And Dyke said the FA would be "letting the country and thousands of England fans down" if it did not deal with what he called a "frightening trend" which last season meant just 32% of players used by Premier League clubs were English.
"Do we let the trend continue or do we do something about it?" he said. "What happens when the number goes from 32 to 25 to 20 to 15?
"Do we still ignore the problem or do we act now? English football is a tanker that needs turning.
"Why has it happened? What can be done? How can you make changes? The FA has to up its game, but all of English football has a problem. All of English football has to find a solution."
Dyke argued his vision does not put him on a collision course with the Premier League, saying: "It is crucial that English football finds a solution without undermining the undoubted success of the Premier League.
"We don't want to kill the golden goose in the search of the golden egg but we do have to do something if the English team is to prosper in the future. "
Dyke's tone was not one of despair, though, when he suggested victory in Qatar - 56 years after England's sole World Cup win to date - should be a genuine aim.
He said: "The two targets I have for the England team are - one, to at least reach the semi-finals of Euro 2020. Two, win the World Cup in 2022."
Former FA chief executive Mark Palios welcomed the topics raised in Dyke's speech but he was unsure about the target of winning the World Cup in 2022.
Palios told Sky Sports News: The only danger with setting those targets is that you're setting yourself up to fail.
"My target was to qualify for every tournament and get to the quarter-finals at least. Over a period of every two years, at some stage you would win the tournament because you either had a team that had gelled, had a lack of injuries, a bit of luck or were a golden generation.
"I would feel more comfortable setting that out as a target."

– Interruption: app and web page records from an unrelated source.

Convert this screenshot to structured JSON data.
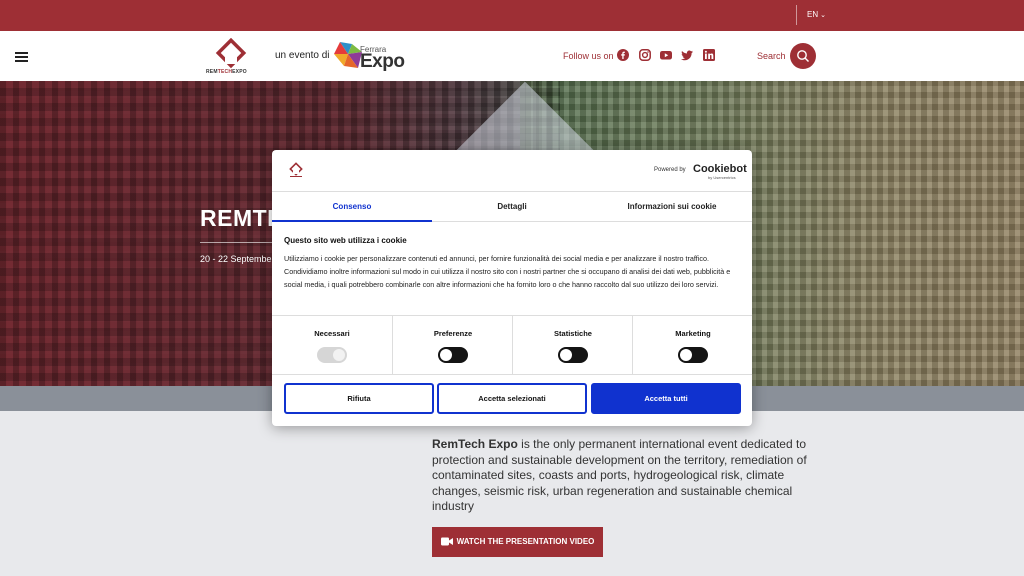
{
  "topbar": {
    "language": "EN"
  },
  "header": {
    "logo_text_main": "REM",
    "logo_text_red": "TECH",
    "logo_text_end": "EXPO",
    "event_label": "un evento di",
    "partner_small": "Ferrara",
    "partner_big": "Expo",
    "follow_label": "Follow us on",
    "search_label": "Search",
    "social_icons": [
      "facebook-icon",
      "instagram-icon",
      "youtube-icon",
      "twitter-icon",
      "linkedin-icon"
    ]
  },
  "hero": {
    "title": "REMTE",
    "dates": "20 - 22 September"
  },
  "about": {
    "brand": "RemTech Expo",
    "text": " is the only permanent international event dedicated to protection and sustainable development on the territory, remediation of contaminated sites, coasts and ports, hydrogeological risk, climate changes, seismic risk, urban regeneration and sustainable chemical industry",
    "video_button": "WATCH THE PRESENTATION VIDEO"
  },
  "cookie_modal": {
    "powered_by": "Powered by",
    "provider": "Cookiebot",
    "provider_sub": "by Usercentrics",
    "tabs": [
      {
        "label": "Consenso",
        "active": true
      },
      {
        "label": "Dettagli",
        "active": false
      },
      {
        "label": "Informazioni sui cookie",
        "active": false
      }
    ],
    "title": "Questo sito web utilizza i cookie",
    "body": "Utilizziamo i cookie per personalizzare contenuti ed annunci, per fornire funzionalità dei social media e per analizzare il nostro traffico. Condividiamo inoltre informazioni sul modo in cui utilizza il nostro sito con i nostri partner che si occupano di analisi dei dati web, pubblicità e social media, i quali potrebbero combinarle con altre informazioni che ha fornito loro o che hanno raccolto dal suo utilizzo dei loro servizi.",
    "categories": [
      {
        "label": "Necessari",
        "enabled": true,
        "disabled": true
      },
      {
        "label": "Preferenze",
        "enabled": false,
        "disabled": false
      },
      {
        "label": "Statistiche",
        "enabled": false,
        "disabled": false
      },
      {
        "label": "Marketing",
        "enabled": false,
        "disabled": false
      }
    ],
    "buttons": {
      "reject": "Rifiuta",
      "accept_selected": "Accetta selezionati",
      "accept_all": "Accetta tutti"
    }
  },
  "colors": {
    "brand_red": "#9e2f35",
    "cookiebot_blue": "#1032cf"
  }
}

He added: "If you want to set stretch targets then that is one. There will be a lot of teams competing against you and trying to stop you winning the World Cup in 2022.
"As a chairman, maybe that's the inspiration he wants to set for everyone. I'm pleased about the fact that he's got that concept in his head, that he's willing to nail his colours to the mast."
Ahead of the upcoming World Cup qualifiers with Moldova and Ukraine, Hoddle told The Footballers' Football Show that the continuing influx of foreign players to the Premier League is harming the prospects of home-grown talent.
"It really is a concern," said the ex-Chelsea boss who managed England from 1996-1999.
"We've got foreign owners, who bring in foreign managers, who bring in foreign players above English players and it's a downward spiral.
"The pool [of English players in the Premier League] has gone down from 48% in 1998-99, when I was manager, to 32% this season.
"With the transfer market as it is at the moment, there are so many foreigners coming in and that number is going to dwindle.
"The England manager's job is a hard job as it is and it's going to get harder and harder unless we readdress it with a rule change.
"You'll get challenged from courts in Europe but for our English team to be successful we have to do something."